Not that this mattered much when Gaignard and company were having a blast rocking out before hundreds of people a night, averaging 180 shows a year, touring everywhere from Miami to Los Angeles and up the East Coast to New York and Boston and opening for superstars Sheryl Crow, Matchbox 20, Soul Asylum, Gin Blossoms, Better Than Ezra, The Mighty Mighty Bosstones and The Wallflowers. The band sold over 50,000 copies of their six albums, which included 2000’s Live At The Sapphire and their final salvo, the appropriately titled This Monstrosity (2003)—all of which will soon be re-released on Backspace.

Everything fell apart during the making of that last album. Problems with management and a huge mounting debt left the members of Big Sky fighting with one another and also day-to-day survival. For the final two years of the band’s existence all monies went to paying down this debt and the guys received no pay.

With an inability to commit to “regular” nine to five work they each made ends meet with odd jobs. Mark took a position as a maintenance man in his worn down apartment complex, changing toilets, as well as picking up cat waste, dirty diapers and other garbage his neighbors left on the pavement.
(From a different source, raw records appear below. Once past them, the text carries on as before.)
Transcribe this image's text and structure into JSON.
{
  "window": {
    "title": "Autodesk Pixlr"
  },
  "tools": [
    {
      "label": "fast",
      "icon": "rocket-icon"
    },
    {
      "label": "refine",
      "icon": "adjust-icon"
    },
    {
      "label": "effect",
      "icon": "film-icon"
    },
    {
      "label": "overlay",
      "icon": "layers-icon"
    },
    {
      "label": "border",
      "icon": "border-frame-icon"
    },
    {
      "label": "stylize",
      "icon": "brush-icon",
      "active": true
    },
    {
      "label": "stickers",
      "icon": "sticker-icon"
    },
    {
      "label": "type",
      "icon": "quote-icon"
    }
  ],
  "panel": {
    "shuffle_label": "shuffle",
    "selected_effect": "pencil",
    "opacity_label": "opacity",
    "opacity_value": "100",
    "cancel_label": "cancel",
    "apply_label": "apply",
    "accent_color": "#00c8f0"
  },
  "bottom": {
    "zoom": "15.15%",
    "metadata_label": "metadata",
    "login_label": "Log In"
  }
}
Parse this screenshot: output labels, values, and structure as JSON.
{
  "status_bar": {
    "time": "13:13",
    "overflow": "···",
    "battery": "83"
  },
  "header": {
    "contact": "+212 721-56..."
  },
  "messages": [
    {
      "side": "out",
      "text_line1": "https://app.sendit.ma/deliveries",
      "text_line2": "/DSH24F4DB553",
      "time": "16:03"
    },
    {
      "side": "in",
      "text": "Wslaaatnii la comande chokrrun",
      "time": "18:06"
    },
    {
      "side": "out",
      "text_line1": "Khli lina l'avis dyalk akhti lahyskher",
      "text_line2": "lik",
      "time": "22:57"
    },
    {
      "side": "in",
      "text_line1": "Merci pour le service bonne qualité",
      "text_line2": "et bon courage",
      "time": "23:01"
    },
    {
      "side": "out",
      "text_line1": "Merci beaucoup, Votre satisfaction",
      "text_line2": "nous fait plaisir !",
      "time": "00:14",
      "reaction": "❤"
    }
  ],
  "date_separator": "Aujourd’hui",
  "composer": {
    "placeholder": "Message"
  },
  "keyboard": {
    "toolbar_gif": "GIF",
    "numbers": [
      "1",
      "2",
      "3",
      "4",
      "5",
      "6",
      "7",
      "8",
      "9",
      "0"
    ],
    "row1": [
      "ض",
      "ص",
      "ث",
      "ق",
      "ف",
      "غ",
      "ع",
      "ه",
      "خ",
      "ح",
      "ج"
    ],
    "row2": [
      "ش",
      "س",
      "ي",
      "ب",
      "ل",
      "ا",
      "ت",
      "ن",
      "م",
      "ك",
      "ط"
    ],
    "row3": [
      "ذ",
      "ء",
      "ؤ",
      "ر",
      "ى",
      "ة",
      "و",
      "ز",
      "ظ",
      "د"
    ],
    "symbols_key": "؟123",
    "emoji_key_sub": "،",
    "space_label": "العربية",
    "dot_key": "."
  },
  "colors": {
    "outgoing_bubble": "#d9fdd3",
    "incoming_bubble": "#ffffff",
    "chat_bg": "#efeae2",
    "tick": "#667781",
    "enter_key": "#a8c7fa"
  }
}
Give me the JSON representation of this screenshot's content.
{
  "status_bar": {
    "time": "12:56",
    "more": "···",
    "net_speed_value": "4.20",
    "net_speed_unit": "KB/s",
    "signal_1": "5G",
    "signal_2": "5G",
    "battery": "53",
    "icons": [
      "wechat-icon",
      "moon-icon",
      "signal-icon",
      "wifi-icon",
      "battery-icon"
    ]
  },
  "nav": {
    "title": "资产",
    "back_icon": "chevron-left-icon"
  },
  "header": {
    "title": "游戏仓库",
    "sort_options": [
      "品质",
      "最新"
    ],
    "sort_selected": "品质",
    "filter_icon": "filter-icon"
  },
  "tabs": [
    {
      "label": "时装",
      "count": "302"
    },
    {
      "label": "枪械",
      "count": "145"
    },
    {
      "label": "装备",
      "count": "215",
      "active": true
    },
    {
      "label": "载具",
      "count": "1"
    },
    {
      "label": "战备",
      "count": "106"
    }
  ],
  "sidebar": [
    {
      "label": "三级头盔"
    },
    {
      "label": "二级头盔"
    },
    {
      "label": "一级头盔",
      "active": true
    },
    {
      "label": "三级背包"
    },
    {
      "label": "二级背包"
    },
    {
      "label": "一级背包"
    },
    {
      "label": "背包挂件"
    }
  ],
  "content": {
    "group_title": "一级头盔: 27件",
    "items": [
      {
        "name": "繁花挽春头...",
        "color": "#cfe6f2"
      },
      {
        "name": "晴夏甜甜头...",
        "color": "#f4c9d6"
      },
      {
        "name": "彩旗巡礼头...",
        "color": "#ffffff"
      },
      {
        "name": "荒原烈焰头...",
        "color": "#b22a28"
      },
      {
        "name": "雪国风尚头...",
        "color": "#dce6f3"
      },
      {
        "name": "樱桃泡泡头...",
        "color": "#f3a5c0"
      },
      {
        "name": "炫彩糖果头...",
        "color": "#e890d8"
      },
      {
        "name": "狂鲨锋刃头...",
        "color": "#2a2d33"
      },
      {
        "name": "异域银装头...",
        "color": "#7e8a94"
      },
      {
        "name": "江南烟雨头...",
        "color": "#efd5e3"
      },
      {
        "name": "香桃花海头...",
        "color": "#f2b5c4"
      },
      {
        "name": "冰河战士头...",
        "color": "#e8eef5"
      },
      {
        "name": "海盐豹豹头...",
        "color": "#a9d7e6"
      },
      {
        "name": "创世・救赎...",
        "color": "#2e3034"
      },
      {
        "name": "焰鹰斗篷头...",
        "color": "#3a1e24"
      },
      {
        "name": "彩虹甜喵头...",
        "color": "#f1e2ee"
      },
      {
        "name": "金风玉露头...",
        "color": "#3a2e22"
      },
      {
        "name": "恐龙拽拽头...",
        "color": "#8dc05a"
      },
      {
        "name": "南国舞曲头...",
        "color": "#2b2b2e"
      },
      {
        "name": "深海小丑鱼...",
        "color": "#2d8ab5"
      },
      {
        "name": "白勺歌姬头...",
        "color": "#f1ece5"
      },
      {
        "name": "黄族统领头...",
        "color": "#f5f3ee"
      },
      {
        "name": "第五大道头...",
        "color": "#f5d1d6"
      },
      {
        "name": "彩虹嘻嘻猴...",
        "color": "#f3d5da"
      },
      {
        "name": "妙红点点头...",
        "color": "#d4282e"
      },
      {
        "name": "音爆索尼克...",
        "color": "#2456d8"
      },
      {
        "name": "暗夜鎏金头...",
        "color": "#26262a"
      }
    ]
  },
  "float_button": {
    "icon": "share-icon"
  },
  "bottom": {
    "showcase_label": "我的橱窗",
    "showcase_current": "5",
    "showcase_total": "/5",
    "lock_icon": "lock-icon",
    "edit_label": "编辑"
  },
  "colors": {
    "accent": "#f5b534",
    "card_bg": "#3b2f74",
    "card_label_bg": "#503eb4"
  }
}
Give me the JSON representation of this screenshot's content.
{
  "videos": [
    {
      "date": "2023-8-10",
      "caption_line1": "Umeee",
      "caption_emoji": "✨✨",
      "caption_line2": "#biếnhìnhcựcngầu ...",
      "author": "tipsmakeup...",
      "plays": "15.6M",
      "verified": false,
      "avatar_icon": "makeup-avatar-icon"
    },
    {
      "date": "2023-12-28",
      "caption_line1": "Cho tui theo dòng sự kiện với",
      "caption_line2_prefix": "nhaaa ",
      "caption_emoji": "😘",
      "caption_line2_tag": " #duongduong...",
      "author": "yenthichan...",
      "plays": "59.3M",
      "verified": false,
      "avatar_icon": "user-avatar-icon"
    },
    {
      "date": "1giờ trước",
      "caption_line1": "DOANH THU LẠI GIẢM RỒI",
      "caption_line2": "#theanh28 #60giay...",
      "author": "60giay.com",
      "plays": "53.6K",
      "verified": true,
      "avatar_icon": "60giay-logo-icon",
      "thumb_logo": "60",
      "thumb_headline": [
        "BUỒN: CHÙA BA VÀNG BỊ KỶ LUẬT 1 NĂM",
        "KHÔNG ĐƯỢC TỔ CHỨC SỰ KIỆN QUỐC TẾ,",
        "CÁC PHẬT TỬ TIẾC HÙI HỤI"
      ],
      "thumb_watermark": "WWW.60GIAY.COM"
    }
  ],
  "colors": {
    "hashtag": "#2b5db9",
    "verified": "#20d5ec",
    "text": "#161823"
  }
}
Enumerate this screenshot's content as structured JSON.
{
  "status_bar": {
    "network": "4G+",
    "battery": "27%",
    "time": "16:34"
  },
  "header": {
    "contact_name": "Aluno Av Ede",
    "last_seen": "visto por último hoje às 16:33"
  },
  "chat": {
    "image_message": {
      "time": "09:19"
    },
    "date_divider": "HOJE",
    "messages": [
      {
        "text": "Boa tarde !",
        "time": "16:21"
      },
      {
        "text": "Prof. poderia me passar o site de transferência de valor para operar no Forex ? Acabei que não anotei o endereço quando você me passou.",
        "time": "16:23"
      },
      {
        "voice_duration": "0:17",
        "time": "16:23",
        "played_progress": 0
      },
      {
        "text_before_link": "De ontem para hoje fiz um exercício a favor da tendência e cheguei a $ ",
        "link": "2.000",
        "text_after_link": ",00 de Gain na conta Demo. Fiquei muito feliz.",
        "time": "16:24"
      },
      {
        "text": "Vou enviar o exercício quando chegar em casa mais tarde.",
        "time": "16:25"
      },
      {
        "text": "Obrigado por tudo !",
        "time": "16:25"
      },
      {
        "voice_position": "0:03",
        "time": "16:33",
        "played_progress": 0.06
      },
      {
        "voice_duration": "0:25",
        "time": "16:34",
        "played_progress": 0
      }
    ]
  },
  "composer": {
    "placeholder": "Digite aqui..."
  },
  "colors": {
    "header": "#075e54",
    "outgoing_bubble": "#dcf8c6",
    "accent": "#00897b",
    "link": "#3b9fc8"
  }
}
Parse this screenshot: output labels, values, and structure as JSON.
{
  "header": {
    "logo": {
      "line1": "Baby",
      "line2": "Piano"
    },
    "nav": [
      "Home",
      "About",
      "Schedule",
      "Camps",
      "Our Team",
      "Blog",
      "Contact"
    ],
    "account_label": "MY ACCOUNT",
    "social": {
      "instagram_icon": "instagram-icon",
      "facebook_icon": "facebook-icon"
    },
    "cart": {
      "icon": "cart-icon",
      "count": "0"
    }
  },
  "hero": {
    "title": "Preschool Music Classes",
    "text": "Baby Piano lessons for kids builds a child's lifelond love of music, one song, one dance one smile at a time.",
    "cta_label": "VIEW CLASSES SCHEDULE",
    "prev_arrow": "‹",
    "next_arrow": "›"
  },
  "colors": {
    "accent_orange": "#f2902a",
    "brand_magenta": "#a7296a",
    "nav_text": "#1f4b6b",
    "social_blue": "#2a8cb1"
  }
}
He’d experienced hard times before, having lost his dad, his dog, his cousin and best friend during a two and a half year period when Big Sky was just starting to hit the road. A period that should have been the time of his life foreshadowed the long hard road ahead.

Though Big Sky received a great response to “This Monstrosity” and still enjoyed a large loyal fan base, the band decided to call it quits. Mark was writing some of his best material during this time, but these mini-consolations weren’t much in the face of personal bankruptcy and the rewards of the road no longer justified the commitment. Gaignard, who had defied the odds by rising to a degree of fame from an extremely poor childhood, woke up one day to find he had no band, and no straight career to fall back on.

After the break-up of the band Mark was a wreck. “It’s a huge chemical withdrawal when you’re not up there in front of those fans anymore. But you learn never to take any of this for granted. Success is how you see it and being able to make a living doing music is a great gift.” He finds it difficult to answer strangers when they ask about his band days. “It was hard to explain to people that 700 fans came to our last gig when they knew Big Sky was breaking up, many of them crying and now I was picking up the crap people wouldn’t even take the time to put into dumpsters,” says Gaignard. Having once vowed that all he wanted was to be known as a legitimate artist, Mark swallowed his pride and tried out for the reality TV show “Rock Star: INXS.” He placed in the final 20 but didn’t make the show.

All this pain and frustration has a silver lining, just as the lyrics on We All Need Lies are dark and cynical in some spots, cathartic and cautiously optimistic in others. The Mixtape Maestro Blog ( says, “The premiere effort takes Gaignard’s matured male reflections on everything from relationships and the struggles of everyday mundane living to the false facades of Hollywood